Work instruction: Wherever the word "username" turns up in a line of the entries, copy that line.
========
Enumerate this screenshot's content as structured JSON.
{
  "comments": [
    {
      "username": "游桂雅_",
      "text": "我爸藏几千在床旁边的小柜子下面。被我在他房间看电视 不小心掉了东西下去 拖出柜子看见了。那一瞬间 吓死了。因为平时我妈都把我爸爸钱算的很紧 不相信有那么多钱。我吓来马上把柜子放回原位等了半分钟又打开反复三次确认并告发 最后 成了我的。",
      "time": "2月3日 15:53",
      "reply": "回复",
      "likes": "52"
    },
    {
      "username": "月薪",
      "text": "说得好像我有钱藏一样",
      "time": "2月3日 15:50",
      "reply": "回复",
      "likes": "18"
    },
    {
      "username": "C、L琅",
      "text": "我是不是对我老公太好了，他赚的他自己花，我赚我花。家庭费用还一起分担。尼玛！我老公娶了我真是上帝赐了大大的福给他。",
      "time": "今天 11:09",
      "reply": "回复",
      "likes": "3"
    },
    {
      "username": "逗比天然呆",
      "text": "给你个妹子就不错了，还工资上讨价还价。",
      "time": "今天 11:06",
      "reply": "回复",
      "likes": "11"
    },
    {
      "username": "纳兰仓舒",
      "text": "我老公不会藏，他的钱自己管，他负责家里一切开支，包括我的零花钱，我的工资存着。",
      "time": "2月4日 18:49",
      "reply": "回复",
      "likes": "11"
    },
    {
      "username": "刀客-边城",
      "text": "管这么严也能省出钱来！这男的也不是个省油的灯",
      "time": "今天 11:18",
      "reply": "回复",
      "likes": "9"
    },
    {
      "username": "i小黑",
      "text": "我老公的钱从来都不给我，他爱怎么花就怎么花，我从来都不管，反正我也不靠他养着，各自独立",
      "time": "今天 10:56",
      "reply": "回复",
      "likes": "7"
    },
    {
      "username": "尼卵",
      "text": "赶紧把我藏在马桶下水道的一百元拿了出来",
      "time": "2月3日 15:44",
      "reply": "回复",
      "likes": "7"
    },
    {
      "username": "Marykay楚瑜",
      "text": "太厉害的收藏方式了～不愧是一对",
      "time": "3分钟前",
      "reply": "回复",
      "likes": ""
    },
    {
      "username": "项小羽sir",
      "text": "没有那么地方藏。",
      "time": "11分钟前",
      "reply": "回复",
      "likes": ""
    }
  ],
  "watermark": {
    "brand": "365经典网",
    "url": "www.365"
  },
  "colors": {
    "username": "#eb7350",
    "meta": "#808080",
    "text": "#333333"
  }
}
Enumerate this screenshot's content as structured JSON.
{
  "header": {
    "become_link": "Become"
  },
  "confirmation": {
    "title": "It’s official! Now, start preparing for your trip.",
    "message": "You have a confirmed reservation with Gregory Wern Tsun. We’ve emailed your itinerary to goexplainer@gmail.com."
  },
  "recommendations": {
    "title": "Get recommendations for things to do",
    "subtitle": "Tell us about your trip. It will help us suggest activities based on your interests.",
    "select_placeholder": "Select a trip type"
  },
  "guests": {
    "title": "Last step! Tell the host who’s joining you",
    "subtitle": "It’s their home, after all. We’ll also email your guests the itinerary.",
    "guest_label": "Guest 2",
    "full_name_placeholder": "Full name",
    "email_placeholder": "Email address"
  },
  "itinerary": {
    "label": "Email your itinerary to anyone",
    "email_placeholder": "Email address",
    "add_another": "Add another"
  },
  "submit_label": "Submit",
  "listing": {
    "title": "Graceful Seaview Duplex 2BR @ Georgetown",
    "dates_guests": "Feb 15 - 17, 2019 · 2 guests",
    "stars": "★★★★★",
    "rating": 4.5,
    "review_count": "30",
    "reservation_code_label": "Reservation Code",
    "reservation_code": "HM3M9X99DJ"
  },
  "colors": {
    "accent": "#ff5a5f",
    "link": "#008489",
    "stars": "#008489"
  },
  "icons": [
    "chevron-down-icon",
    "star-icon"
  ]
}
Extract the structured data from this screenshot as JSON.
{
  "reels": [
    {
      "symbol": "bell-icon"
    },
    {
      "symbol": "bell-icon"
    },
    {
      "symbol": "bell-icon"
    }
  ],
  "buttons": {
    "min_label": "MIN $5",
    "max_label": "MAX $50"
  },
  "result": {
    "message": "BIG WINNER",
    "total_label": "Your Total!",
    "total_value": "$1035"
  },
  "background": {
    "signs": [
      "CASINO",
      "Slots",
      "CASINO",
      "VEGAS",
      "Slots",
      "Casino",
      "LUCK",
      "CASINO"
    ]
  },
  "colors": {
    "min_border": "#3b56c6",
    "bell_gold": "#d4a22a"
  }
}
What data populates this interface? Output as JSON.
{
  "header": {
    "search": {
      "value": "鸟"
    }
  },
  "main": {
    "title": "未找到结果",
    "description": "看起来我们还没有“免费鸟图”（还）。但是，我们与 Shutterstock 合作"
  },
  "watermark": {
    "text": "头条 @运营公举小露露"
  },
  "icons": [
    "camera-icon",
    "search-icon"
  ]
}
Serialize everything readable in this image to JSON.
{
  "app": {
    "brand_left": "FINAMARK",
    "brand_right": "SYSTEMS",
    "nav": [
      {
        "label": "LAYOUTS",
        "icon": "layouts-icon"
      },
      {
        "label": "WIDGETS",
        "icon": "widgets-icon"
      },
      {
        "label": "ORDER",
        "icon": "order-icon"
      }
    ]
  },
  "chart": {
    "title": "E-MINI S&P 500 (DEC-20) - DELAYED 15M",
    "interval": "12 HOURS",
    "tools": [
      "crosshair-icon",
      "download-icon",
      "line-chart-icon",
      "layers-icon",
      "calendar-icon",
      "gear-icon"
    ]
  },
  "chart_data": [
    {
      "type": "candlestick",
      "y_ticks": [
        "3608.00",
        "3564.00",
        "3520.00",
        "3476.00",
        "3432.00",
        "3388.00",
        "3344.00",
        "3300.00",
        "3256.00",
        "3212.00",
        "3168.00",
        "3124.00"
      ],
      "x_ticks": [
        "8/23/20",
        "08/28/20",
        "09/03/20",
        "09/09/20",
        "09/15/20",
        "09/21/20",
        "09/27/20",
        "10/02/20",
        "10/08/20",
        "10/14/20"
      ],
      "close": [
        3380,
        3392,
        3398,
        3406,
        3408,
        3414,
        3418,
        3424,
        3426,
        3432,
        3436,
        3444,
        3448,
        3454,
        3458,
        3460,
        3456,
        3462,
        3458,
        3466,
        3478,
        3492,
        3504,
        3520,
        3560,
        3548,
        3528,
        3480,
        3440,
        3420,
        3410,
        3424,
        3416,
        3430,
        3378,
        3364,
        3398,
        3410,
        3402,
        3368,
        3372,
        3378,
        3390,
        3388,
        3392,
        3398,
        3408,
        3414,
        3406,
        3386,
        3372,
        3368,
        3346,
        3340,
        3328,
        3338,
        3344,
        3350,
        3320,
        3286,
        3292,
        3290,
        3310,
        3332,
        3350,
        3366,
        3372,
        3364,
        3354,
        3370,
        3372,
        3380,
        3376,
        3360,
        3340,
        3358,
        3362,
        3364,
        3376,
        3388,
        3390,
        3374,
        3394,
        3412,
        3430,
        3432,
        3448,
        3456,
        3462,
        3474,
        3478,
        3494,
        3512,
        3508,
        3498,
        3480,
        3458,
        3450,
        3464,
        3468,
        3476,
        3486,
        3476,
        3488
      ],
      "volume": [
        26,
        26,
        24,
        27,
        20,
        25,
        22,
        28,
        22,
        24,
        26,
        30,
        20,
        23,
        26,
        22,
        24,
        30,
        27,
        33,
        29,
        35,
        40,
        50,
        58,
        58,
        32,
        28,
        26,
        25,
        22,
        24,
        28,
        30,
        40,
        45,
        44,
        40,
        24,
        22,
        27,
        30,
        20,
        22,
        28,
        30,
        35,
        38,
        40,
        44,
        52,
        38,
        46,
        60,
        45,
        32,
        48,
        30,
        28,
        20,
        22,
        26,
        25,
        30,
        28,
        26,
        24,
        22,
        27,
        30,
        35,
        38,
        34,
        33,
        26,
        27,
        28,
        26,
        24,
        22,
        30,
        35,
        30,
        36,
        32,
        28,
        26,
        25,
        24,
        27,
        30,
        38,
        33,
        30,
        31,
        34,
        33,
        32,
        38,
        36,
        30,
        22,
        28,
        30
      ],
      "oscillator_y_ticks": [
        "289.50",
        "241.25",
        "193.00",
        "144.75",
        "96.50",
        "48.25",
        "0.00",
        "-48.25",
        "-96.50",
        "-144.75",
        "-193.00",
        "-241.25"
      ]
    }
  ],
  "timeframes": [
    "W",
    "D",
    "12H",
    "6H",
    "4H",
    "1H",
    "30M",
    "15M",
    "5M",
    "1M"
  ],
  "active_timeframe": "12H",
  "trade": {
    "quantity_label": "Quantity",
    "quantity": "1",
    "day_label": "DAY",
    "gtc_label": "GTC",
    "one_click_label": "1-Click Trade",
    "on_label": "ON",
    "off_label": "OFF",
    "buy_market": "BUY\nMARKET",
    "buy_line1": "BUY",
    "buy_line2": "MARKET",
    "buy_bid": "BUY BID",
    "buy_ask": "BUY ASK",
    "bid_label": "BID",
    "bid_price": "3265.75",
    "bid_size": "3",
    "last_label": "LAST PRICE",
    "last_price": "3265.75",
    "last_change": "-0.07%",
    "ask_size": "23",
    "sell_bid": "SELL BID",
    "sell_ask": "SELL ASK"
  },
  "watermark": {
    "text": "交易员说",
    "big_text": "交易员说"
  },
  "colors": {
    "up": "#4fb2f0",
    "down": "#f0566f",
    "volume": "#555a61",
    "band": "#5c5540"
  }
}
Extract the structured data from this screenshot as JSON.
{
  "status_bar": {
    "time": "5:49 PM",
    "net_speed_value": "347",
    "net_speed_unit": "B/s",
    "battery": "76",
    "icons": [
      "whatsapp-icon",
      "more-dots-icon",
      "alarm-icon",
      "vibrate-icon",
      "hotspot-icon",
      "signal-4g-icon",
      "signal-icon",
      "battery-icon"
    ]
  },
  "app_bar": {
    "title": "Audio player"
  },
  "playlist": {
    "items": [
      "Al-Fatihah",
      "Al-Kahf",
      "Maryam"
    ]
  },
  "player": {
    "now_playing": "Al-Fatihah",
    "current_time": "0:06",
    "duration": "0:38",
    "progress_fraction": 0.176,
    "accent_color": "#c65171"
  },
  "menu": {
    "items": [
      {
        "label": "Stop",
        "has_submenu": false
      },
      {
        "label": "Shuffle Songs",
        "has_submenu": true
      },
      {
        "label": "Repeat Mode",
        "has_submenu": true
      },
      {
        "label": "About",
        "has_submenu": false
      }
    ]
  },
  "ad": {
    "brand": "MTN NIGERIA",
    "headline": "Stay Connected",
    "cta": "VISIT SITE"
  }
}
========
Answer space:
      "username": "游桂雅_",
      "username": "月薪",
      "username": "C、L琅",
      "username": "逗比天然呆",
      "username": "纳兰仓舒",
      "username": "刀客-边城",
      "username": "i小黑",
      "username": "尼卵",
      "username": "Marykay楚瑜",
      "username": "项小羽sir",
    "username": "#eb7350",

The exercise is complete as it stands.